By Robyn Pollack posted 05-10-2021 03:59 PM


Last week, it was reported that 84% of DuPont investors voted in favor of the chemical giant publishing data about the diversity of its workforce despite management recommendation that shareholders vote against the disclosure. Coupled with new SEC regulations mandating the disclosure of “material human capital information” for all publicly-held companies (citing the significance of human capital - not just financial capital - to enterprise valuation), this new focus on diversity, equity and inclusion (DE&I) metrics signals a serious shift from nice-to-have to must-have when it comes to the financial implications of DE&I.

The data is uncontroverted, long-standing and voluminous that DE&I increases financial performance. Companies with diverse executive teams are 35% more likely to see better-than-average profits according to McKinsey’s report, Delivering Through Diversity. Additionally, McKinsey's 2020 report, Diversity Wins: How Inclusion Matters, highlights that top-quartile companies for ethnic and cultural diversity outperformed those in the fourth-quartile one by 36% in profitability in 2019.

There is nothing new to see here. But the current cultural climate has jettisoned DE&I to the forefront: internal (employee) and external (remember the Starbucks boycott?) demand for enterprise action is causing shareholders to focus on connecting the financial dots when it comes to DE&I as a business driver.

But it is not just shareholders. While the mandate for public companies is clear, and the DuPont vote supports that investors themselves believe DE&I is a business and performance priority, private companies must also take heed. Private investors and lenders too want to know what your company is doing to attract, retain and develop diverse talent because they understand that enterprises that strategically and successfully make the DE&I journey will unequivocally perform better. Middle-market companies that commit to assessing, analyzing and adopting DE&I solutions that lead to measurable outcomes will be the ones with capital-providers and other growth opportunities banging down their doors, not to mention the best diverse talent in the market. Those that don’t make the commitment will simply fall behind.
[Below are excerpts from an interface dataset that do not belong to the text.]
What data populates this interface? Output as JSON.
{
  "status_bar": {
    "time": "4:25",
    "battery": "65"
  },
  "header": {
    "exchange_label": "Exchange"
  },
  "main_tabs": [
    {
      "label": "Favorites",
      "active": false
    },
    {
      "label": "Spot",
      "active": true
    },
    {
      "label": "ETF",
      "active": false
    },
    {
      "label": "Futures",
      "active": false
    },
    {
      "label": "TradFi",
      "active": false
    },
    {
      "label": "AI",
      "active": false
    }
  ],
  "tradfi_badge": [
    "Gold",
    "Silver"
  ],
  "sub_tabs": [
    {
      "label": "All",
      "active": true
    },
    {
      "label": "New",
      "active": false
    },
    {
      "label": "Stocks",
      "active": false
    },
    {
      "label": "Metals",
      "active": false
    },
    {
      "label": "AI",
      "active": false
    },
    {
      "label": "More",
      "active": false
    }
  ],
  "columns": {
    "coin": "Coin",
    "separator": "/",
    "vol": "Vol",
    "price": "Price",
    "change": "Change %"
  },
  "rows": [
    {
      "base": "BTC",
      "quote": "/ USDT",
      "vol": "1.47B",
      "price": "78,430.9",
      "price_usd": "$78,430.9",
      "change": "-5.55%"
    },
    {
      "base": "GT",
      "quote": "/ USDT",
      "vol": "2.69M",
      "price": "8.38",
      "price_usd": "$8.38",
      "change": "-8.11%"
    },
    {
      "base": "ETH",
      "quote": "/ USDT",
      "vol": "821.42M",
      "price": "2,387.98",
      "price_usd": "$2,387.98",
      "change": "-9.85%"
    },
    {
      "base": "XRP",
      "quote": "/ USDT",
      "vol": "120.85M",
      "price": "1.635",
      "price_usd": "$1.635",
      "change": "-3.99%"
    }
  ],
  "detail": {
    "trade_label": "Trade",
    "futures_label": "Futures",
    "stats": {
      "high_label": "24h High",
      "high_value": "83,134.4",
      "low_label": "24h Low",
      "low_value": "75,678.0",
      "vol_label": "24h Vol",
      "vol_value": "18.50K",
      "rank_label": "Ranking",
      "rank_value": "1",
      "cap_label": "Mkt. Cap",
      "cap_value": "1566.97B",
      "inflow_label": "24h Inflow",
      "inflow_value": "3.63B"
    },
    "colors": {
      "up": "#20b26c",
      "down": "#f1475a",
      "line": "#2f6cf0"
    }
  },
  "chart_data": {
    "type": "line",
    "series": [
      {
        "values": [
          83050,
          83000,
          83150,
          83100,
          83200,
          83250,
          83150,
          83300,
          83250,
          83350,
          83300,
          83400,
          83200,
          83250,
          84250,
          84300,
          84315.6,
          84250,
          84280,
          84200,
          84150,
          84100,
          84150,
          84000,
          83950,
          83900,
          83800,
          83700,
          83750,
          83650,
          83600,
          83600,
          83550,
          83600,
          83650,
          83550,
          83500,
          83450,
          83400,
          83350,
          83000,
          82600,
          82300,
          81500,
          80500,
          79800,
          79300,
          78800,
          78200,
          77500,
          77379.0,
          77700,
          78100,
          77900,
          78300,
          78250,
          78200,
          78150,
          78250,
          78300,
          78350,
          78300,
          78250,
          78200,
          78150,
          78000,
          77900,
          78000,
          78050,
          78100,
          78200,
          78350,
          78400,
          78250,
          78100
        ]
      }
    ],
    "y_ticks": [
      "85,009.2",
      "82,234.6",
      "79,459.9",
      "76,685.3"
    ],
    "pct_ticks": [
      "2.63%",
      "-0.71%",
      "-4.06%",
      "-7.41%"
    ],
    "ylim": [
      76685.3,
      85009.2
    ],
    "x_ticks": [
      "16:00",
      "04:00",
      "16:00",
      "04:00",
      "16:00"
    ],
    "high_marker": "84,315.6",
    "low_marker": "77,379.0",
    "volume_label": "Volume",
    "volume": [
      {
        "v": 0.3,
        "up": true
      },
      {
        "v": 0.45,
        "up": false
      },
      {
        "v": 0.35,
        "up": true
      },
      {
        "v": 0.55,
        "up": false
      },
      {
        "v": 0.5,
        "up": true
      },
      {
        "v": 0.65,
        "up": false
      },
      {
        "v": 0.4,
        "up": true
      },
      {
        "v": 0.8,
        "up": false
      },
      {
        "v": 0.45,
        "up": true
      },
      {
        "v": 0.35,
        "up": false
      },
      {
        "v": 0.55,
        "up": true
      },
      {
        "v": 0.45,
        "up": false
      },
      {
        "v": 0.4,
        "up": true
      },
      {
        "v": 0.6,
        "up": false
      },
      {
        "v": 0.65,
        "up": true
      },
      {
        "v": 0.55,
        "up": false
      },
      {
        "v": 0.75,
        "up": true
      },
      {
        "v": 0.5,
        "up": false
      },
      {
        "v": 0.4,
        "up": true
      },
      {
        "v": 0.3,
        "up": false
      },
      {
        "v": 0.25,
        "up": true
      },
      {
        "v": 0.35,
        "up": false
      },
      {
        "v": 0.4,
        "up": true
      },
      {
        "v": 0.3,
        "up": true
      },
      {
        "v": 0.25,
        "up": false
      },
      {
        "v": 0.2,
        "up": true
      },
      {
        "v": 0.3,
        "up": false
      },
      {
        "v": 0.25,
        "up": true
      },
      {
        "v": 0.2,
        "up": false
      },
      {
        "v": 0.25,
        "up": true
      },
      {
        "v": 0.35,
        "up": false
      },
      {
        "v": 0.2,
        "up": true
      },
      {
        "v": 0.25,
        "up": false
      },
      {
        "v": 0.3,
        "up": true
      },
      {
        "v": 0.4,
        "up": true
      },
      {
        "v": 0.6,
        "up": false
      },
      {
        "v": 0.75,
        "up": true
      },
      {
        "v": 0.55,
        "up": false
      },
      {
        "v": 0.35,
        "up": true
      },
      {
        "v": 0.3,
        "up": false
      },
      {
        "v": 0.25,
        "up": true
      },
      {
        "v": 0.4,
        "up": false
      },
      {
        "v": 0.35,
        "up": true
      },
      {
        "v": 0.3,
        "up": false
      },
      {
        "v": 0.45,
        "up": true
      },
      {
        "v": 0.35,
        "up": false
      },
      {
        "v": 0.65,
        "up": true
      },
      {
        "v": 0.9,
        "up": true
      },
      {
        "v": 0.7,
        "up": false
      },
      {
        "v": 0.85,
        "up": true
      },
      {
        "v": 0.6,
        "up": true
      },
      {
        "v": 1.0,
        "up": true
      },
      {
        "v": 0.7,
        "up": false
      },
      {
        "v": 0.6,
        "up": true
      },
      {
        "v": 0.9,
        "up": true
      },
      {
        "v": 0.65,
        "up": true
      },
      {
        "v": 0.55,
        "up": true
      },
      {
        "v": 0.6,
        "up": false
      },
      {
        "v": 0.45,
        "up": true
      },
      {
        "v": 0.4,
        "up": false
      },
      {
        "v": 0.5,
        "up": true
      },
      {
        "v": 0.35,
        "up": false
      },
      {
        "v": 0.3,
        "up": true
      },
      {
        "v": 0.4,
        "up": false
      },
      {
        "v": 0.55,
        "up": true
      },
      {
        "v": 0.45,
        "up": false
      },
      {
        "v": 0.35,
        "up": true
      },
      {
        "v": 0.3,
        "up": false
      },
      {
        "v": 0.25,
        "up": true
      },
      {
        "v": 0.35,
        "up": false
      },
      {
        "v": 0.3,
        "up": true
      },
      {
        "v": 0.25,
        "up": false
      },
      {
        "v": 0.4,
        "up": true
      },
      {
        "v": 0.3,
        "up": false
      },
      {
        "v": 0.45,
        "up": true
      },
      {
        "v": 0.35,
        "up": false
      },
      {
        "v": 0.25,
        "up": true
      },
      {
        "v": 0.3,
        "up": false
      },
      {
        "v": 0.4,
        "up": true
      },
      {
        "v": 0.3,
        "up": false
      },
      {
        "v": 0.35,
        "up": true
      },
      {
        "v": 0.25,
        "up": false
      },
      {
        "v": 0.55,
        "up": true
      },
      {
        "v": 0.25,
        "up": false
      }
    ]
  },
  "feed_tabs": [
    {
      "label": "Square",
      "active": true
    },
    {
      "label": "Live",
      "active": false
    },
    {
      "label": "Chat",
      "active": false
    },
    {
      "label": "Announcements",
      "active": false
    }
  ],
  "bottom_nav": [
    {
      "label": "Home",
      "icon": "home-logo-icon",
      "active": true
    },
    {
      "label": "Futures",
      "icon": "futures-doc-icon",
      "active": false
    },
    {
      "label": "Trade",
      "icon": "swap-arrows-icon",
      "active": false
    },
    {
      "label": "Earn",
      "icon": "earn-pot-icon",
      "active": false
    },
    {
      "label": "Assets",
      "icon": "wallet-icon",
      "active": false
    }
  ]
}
Moving along the DE&I maturity model and turning intention into action requires organizations to measure their metrics and set KPI’s that map to enterprise financial performance. If your enterprise wants to achieve the next level in performance in your industry vertical, please reach out to me.